REQUIREMENT
Search the data for the word "Settings" and copy out every line that has it.

DATA FOR REVIEW
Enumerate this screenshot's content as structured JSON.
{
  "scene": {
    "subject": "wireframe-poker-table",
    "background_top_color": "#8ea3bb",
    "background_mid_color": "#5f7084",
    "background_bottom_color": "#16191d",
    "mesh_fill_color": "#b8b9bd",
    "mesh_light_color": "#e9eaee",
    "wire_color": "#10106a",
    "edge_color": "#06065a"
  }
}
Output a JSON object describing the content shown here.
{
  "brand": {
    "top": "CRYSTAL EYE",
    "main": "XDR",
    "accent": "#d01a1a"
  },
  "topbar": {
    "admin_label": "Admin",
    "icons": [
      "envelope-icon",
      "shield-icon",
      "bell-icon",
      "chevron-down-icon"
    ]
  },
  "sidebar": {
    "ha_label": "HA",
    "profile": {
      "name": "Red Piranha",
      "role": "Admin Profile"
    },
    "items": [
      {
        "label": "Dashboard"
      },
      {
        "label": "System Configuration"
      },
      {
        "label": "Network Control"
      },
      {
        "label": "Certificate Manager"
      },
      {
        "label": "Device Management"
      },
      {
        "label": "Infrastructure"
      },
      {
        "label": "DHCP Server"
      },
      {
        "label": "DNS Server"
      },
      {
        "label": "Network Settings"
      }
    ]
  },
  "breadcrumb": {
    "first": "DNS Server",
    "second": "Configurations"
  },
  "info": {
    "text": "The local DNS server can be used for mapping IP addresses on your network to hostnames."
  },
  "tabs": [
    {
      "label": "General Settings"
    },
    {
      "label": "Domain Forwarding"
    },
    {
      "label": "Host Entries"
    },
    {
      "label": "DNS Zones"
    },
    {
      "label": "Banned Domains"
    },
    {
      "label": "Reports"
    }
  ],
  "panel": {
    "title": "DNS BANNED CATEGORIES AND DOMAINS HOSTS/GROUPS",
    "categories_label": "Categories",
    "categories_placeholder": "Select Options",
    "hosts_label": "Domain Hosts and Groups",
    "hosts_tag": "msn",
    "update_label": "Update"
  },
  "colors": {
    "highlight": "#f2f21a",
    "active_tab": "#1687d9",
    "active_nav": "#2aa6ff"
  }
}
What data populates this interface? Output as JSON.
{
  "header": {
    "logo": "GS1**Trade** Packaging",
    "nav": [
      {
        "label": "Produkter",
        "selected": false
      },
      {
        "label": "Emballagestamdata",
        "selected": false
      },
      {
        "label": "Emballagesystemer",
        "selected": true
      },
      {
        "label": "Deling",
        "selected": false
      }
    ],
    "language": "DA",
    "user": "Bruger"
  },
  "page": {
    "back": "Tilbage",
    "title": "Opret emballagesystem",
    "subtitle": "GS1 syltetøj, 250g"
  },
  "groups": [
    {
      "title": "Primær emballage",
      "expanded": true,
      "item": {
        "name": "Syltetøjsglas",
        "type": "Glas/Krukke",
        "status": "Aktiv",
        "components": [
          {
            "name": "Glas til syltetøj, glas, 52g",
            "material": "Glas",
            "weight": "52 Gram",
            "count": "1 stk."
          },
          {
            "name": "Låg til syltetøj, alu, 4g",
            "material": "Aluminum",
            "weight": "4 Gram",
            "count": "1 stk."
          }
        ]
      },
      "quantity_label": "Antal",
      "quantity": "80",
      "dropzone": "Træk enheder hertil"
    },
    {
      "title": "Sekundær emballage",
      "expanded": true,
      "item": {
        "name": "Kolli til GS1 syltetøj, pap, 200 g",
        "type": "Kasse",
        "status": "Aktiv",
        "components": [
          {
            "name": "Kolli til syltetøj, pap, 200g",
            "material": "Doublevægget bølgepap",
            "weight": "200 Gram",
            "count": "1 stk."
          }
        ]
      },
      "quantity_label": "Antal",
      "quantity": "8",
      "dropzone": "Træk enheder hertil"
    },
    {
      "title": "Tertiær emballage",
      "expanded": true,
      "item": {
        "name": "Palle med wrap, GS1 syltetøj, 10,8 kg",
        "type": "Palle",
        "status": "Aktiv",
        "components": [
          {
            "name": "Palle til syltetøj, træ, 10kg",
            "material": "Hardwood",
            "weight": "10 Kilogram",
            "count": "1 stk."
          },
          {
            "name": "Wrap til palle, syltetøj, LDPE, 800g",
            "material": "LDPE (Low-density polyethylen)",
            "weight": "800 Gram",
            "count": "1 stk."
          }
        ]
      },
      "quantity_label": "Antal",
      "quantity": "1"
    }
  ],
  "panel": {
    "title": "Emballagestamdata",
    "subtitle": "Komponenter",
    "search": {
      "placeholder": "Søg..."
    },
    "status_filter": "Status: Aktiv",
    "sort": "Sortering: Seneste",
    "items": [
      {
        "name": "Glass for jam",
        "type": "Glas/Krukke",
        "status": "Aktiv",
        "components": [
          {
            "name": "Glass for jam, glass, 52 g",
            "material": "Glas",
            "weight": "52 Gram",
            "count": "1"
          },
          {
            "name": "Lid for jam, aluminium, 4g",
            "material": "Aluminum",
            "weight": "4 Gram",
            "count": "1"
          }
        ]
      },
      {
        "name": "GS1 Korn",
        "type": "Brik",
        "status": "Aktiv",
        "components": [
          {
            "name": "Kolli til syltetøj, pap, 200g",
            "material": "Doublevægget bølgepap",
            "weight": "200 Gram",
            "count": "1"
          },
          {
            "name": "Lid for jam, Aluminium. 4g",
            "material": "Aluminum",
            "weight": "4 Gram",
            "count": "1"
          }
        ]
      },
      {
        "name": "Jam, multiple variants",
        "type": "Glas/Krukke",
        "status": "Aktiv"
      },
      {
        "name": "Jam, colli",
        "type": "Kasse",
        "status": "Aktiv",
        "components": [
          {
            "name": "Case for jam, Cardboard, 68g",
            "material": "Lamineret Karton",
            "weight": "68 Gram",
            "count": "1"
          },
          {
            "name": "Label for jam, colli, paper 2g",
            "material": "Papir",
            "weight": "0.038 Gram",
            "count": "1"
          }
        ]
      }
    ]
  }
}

EXERCISE SOLUTION
        "label": "Network Settings"
      "label": "General Settings"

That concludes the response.